Your answer should show every line of the material below that includes "title".
RECORDS PROVIDED section start
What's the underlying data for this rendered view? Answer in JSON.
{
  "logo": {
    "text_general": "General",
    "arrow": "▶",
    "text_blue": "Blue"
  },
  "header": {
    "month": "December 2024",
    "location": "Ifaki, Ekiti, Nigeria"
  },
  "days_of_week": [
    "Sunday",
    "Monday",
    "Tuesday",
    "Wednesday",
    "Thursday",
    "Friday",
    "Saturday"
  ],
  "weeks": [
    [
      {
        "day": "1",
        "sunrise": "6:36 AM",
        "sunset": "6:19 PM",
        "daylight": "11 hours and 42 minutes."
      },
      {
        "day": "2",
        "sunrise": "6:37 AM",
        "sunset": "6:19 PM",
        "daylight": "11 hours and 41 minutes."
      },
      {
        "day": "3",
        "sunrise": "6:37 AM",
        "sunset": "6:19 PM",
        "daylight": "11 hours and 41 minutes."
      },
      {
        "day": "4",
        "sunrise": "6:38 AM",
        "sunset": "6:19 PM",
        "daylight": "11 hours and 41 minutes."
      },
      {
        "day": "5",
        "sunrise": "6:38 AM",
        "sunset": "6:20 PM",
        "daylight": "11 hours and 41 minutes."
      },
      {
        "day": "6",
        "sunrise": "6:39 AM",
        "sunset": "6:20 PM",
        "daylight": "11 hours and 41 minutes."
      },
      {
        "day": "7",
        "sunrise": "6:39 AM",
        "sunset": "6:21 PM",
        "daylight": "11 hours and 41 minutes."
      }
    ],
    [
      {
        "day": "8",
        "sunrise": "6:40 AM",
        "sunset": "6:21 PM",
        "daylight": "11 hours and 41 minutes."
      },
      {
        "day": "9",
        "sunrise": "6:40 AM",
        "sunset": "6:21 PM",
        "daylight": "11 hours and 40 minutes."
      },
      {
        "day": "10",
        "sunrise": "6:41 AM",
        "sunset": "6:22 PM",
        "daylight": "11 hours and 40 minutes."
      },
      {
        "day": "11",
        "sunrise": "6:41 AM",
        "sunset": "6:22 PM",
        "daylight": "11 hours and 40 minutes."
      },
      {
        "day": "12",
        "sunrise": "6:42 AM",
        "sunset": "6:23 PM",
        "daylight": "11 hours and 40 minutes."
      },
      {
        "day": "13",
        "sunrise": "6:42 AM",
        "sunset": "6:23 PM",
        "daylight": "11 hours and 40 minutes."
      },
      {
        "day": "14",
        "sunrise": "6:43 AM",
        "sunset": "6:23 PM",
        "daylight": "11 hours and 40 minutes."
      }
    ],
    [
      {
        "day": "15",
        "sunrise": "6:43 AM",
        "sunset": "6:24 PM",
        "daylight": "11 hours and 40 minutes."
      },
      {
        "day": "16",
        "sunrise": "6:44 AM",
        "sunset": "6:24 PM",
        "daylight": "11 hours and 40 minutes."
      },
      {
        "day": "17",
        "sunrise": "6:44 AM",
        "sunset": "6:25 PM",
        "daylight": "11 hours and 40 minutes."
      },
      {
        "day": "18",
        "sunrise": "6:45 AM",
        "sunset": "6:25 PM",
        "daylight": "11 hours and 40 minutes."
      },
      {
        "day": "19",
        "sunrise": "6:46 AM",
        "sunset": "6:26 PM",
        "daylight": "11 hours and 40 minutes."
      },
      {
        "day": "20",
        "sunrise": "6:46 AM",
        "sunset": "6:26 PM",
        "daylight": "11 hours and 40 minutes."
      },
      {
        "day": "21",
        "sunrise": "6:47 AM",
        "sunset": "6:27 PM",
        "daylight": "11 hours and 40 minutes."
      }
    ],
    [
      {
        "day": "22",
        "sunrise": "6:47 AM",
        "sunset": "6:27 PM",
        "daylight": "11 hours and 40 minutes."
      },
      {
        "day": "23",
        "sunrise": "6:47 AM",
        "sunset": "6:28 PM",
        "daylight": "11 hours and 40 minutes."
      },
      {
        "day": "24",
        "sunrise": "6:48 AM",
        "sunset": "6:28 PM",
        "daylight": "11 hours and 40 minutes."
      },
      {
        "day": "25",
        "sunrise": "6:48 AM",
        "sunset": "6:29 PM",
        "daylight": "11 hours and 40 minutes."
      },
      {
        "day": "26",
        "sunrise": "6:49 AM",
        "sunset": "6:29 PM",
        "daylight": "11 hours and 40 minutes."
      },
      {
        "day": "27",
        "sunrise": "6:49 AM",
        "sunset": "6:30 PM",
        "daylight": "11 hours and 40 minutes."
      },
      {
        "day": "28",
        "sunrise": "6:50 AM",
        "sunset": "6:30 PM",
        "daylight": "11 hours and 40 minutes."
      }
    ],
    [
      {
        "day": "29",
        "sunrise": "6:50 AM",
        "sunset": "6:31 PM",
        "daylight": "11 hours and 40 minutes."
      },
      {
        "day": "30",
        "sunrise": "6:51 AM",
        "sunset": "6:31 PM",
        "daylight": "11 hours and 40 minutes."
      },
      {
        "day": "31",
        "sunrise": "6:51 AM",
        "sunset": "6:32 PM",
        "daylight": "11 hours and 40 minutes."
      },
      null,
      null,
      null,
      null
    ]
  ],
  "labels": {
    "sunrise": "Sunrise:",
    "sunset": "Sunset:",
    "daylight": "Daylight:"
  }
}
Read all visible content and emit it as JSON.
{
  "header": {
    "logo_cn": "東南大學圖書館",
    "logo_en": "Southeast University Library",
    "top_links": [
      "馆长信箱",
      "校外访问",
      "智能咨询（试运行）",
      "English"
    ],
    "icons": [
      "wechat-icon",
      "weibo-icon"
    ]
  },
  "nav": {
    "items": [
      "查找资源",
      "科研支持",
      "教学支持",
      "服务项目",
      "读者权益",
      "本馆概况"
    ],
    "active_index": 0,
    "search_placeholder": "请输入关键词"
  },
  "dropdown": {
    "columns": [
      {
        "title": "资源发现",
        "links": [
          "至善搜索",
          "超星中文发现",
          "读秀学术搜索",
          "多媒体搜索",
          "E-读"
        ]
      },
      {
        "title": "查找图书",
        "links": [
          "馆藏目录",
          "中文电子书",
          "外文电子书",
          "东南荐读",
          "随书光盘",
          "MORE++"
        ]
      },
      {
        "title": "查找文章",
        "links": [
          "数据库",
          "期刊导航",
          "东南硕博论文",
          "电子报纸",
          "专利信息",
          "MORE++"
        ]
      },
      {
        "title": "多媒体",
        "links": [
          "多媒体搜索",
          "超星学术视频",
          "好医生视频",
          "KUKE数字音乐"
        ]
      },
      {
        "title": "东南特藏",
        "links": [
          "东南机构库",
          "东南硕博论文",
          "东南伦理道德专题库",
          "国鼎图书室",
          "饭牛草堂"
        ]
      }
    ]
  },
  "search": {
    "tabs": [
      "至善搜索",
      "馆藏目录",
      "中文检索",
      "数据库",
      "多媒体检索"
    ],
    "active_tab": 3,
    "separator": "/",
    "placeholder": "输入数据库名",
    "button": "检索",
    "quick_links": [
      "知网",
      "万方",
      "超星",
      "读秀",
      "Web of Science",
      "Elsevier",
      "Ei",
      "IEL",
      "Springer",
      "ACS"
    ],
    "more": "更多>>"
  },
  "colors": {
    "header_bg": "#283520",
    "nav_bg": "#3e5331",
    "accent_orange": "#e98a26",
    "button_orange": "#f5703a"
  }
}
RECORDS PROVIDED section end
* **RESULT OF THIS TASK**:
        "title": "资源发现",
        "title": "查找图书",
        "title": "查找文章",
        "title": "多媒体",
        "title": "东南特藏",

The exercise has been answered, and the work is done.